Co-Founder, Editor In Chief at PluggedInGolf.com
Matt is a golf instructor, club fitter, and writer living in the northwest suburbs of Chicago. Matt's work has been published in Mulligan Magazine, Chicagoland Golf, South Florida Golf, and other golf media outlets. He's also been a featured speaker in the Online Golf Summit and is a member of Ultimate Golf Advantage's Faculty of Experts.

#### Latest posts by Matt Saternus (see all)

1. Cedric Theofanous

Also hitting the ball a groove or 2 thin on wedge shots can really help increase spin due to gear effect. That is partially how tour players hit the elusive low spinning wedge shot

2. Matt, You do a great job making difficult concepts easy to understand. I will recommend to my clients to visit your site. Thank you , Paul Mindel

• Matt Saternus

Paul,
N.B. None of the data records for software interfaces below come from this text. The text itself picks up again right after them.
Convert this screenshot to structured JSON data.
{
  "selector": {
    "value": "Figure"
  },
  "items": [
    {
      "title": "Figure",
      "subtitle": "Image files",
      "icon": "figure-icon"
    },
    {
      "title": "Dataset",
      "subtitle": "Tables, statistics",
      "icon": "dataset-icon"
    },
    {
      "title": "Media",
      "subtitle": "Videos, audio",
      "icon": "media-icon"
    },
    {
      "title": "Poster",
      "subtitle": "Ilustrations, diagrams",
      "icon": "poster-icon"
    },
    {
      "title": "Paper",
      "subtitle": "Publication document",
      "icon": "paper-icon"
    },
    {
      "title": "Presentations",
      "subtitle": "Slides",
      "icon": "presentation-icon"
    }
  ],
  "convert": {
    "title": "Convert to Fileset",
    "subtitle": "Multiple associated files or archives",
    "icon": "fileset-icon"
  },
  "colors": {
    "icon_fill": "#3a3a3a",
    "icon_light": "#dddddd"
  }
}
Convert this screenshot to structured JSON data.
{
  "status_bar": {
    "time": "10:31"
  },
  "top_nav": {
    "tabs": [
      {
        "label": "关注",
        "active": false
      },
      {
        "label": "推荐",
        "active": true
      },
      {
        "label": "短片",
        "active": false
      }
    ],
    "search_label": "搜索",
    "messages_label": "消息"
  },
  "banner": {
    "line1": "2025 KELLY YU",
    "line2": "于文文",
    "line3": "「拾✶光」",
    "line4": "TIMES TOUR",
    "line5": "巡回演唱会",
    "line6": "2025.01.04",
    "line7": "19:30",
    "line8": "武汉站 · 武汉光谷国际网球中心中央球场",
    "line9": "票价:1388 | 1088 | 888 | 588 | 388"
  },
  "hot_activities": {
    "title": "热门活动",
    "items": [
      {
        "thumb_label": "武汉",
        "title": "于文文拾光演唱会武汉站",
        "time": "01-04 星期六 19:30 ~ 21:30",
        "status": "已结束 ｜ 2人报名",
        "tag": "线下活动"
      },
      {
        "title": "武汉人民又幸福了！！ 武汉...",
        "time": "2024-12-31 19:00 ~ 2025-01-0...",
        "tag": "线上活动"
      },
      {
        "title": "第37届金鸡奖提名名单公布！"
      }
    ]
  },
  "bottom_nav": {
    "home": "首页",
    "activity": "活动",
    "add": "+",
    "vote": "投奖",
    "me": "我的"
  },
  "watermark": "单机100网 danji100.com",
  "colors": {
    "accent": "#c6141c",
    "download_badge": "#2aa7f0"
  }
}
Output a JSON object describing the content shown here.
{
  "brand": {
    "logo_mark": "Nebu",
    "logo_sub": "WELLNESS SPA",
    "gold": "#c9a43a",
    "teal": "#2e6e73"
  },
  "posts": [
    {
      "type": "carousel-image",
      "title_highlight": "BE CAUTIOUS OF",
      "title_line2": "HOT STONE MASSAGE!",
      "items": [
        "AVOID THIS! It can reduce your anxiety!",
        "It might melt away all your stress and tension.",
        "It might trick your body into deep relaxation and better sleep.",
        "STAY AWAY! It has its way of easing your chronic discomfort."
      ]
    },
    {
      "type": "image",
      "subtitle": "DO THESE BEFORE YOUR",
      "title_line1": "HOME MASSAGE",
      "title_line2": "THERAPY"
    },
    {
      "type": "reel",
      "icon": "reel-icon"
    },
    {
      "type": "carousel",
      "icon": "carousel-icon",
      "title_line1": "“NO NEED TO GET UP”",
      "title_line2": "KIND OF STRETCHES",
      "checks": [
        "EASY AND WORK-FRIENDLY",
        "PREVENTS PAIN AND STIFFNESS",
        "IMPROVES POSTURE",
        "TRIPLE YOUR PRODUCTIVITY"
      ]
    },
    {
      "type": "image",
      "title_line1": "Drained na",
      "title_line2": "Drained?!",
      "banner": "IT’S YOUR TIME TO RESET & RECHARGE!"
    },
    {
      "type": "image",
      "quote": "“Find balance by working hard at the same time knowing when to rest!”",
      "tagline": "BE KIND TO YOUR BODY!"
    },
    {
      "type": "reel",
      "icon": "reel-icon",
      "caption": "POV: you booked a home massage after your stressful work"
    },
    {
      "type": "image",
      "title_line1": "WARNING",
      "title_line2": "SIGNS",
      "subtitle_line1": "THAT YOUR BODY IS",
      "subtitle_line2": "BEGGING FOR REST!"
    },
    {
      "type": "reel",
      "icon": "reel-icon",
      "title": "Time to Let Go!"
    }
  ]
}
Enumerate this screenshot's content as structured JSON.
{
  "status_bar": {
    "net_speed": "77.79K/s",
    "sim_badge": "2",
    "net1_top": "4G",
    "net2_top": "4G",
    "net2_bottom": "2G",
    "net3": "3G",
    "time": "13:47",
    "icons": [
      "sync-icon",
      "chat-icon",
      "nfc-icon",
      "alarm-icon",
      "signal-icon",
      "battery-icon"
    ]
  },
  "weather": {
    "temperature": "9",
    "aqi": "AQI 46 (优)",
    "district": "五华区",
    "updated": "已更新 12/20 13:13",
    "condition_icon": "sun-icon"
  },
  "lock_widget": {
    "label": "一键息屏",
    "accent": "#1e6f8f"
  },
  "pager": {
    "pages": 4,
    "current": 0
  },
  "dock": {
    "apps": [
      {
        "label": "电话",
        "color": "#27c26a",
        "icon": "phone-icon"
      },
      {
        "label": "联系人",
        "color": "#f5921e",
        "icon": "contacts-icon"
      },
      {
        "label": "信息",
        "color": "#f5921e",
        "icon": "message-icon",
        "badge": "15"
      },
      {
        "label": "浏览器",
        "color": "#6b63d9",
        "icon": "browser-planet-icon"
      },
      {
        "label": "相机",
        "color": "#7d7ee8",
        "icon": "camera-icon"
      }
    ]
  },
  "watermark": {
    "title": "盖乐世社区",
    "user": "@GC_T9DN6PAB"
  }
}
Thank you, I really appreciate that.

-Matt

3. Thomas

Hello, You mentioned in “Ball Flight Laws #3 – Spin” that in future lessons, you will address the techniques that will help to spin wedges and bomb drives.
Kind regards
Thomas

• Matt Saternus

Thomas,

If you hover over “Instruction,” you’ll see categories for full swing, fitness, short game, etc. There are a number of articles in the full swing and fitness categories that should help with hitting the driver farther. As for wedges, I probably haven’t hit on that in the way that I had planned, but I do think that the info here and in the gear effect post (Ball Flight Laws #5) pretty much gives you the tools to spin it.

Best,

Matt

4. frank sherlock

Great info thanks

5. chris

What about the ground and divot?
Isn’t the pinch against the ground a key contribution to friction?
I don’t get nearly the same backspin when I sweep with my irons.

• Matt Saternus

Chris,

The reason you don’t get as much spin with a sweeping motion is because of your reduced angle of attack. The only thing the ground does is reduce friction by inserting grass and moisture between the ball and club face.

Best,

Matt